- PROBLEM DETAILS: The copy must match the data word for word and contain no pictures.

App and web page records
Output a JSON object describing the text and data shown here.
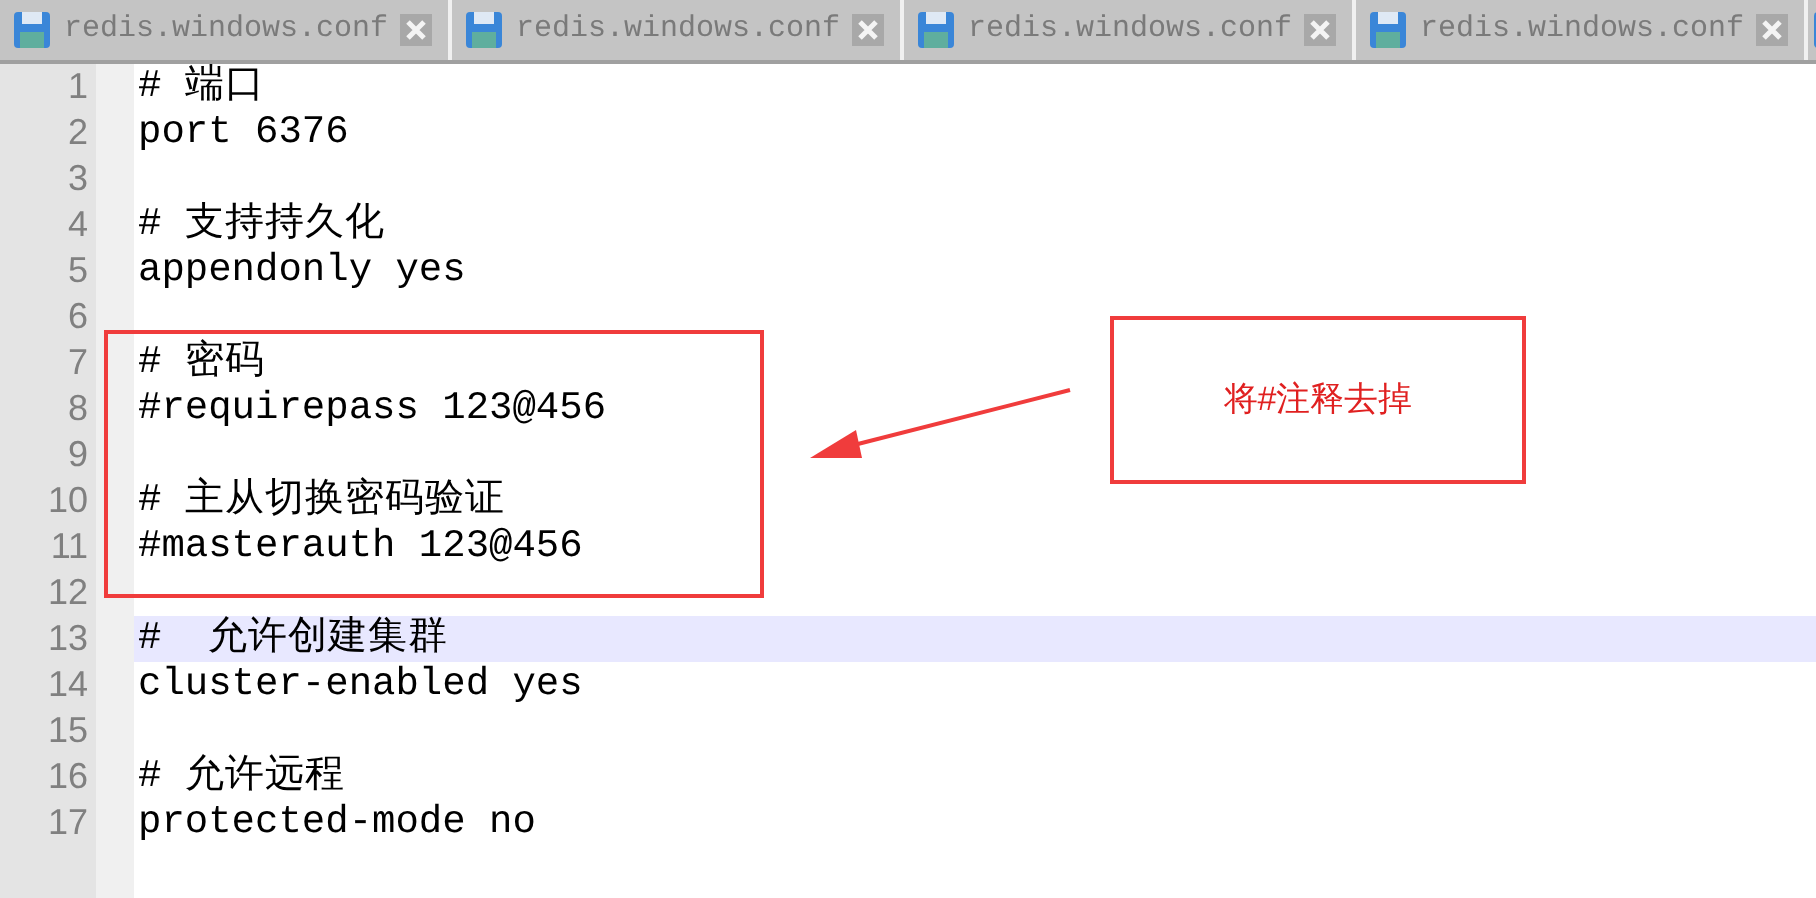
{
  "tabs": [
    {
      "label": "redis.windows.conf"
    },
    {
      "label": "redis.windows.conf"
    },
    {
      "label": "redis.windows.conf"
    },
    {
      "label": "redis.windows.conf"
    }
  ],
  "editor": {
    "lines": [
      {
        "number": "1",
        "text": "# 端口",
        "current": false
      },
      {
        "number": "2",
        "text": "port 6376",
        "current": false
      },
      {
        "number": "3",
        "current": false
      },
      {
        "number": "4",
        "text": "# 支持持久化",
        "current": false
      },
      {
        "number": "5",
        "text": "appendonly yes",
        "current": false
      },
      {
        "number": "6",
        "current": false
      },
      {
        "number": "7",
        "text": "# 密码",
        "current": false
      },
      {
        "number": "8",
        "text": "#requirepass 123@456",
        "current": false
      },
      {
        "number": "9",
        "current": false
      },
      {
        "number": "10",
        "text": "# 主从切换密码验证",
        "current": false
      },
      {
        "number": "11",
        "text": "#masterauth 123@456",
        "current": false
      },
      {
        "number": "12",
        "current": false
      },
      {
        "number": "13",
        "text": "#  允许创建集群",
        "current": true
      },
      {
        "number": "14",
        "text": "cluster-enabled yes",
        "current": false
      },
      {
        "number": "15",
        "current": false
      },
      {
        "number": "16",
        "text": "# 允许远程",
        "current": false
      },
      {
        "number": "17",
        "text": "protected-mode no",
        "current": false
      }
    ]
  },
  "annotation": {
    "callout": "将#注释去掉"
  }
}
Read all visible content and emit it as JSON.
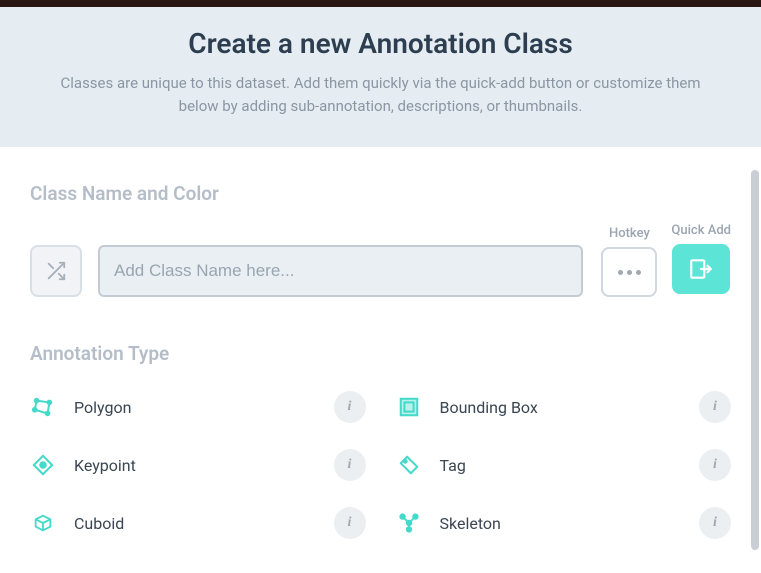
{
  "header": {
    "title": "Create a new Annotation Class",
    "subtitle": "Classes are unique to this dataset. Add them quickly via the quick-add button or customize them below by adding sub-annotation, descriptions, or thumbnails."
  },
  "sections": {
    "name_label": "Class Name and Color",
    "type_label": "Annotation Type"
  },
  "inputs": {
    "name_placeholder": "Add Class Name here...",
    "name_value": ""
  },
  "buttons": {
    "hotkey_label": "Hotkey",
    "quickadd_label": "Quick Add"
  },
  "types": [
    {
      "id": "polygon",
      "label": "Polygon",
      "icon": "polygon-icon",
      "color": "#45d9c9"
    },
    {
      "id": "bounding_box",
      "label": "Bounding Box",
      "icon": "bbox-icon",
      "color": "#45d9c9"
    },
    {
      "id": "keypoint",
      "label": "Keypoint",
      "icon": "keypoint-icon",
      "color": "#45d9c9"
    },
    {
      "id": "tag",
      "label": "Tag",
      "icon": "tag-icon",
      "color": "#45d9c9"
    },
    {
      "id": "cuboid",
      "label": "Cuboid",
      "icon": "cuboid-icon",
      "color": "#45d9c9"
    },
    {
      "id": "skeleton",
      "label": "Skeleton",
      "icon": "skeleton-icon",
      "color": "#45d9c9"
    }
  ],
  "info_glyph": "i",
  "colors": {
    "accent": "#5ce5d6",
    "icon_teal": "#45d9c9"
  }
}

- OUTPUT:
Output a JSON object describing the text and data shown here.
{
  "tabs": [
    {
      "label": "redis.windows.conf"
    },
    {
      "label": "redis.windows.conf"
    },
    {
      "label": "redis.windows.conf"
    },
    {
      "label": "redis.windows.conf"
    }
  ],
  "editor": {
    "lines": [
      {
        "number": "1",
        "text": "# 端口",
        "current": false
      },
      {
        "number": "2",
        "text": "port 6376",
        "current": false
      },
      {
        "number": "3",
        "current": false
      },
      {
        "number": "4",
        "text": "# 支持持久化",
        "current": false
      },
      {
        "number": "5",
        "text": "appendonly yes",
        "current": false
      },
      {
        "number": "6",
        "current": false
      },
      {
        "number": "7",
        "text": "# 密码",
        "current": false
      },
      {
        "number": "8",
        "text": "#requirepass 123@456",
        "current": false
      },
      {
        "number": "9",
        "current": false
      },
      {
        "number": "10",
        "text": "# 主从切换密码验证",
        "current": false
      },
      {
        "number": "11",
        "text": "#masterauth 123@456",
        "current": false
      },
      {
        "number": "12",
        "current": false
      },
      {
        "number": "13",
        "text": "#  允许创建集群",
        "current": true
      },
      {
        "number": "14",
        "text": "cluster-enabled yes",
        "current": false
      },
      {
        "number": "15",
        "current": false
      },
      {
        "number": "16",
        "text": "# 允许远程",
        "current": false
      },
      {
        "number": "17",
        "text": "protected-mode no",
        "current": false
      }
    ]
  },
  "annotation": {
    "callout": "将#注释去掉"
  }
}
Read all visible content and emit it as JSON.
{
  "header": {
    "title": "Create a new Annotation Class",
    "subtitle": "Classes are unique to this dataset. Add them quickly via the quick-add button or customize them below by adding sub-annotation, descriptions, or thumbnails."
  },
  "sections": {
    "name_label": "Class Name and Color",
    "type_label": "Annotation Type"
  },
  "inputs": {
    "name_placeholder": "Add Class Name here...",
    "name_value": ""
  },
  "buttons": {
    "hotkey_label": "Hotkey",
    "quickadd_label": "Quick Add"
  },
  "types": [
    {
      "id": "polygon",
      "label": "Polygon",
      "icon": "polygon-icon",
      "color": "#45d9c9"
    },
    {
      "id": "bounding_box",
      "label": "Bounding Box",
      "icon": "bbox-icon",
      "color": "#45d9c9"
    },
    {
      "id": "keypoint",
      "label": "Keypoint",
      "icon": "keypoint-icon",
      "color": "#45d9c9"
    },
    {
      "id": "tag",
      "label": "Tag",
      "icon": "tag-icon",
      "color": "#45d9c9"
    },
    {
      "id": "cuboid",
      "label": "Cuboid",
      "icon": "cuboid-icon",
      "color": "#45d9c9"
    },
    {
      "id": "skeleton",
      "label": "Skeleton",
      "icon": "skeleton-icon",
      "color": "#45d9c9"
    }
  ],
  "info_glyph": "i",
  "colors": {
    "accent": "#5ce5d6",
    "icon_teal": "#45d9c9"
  }
}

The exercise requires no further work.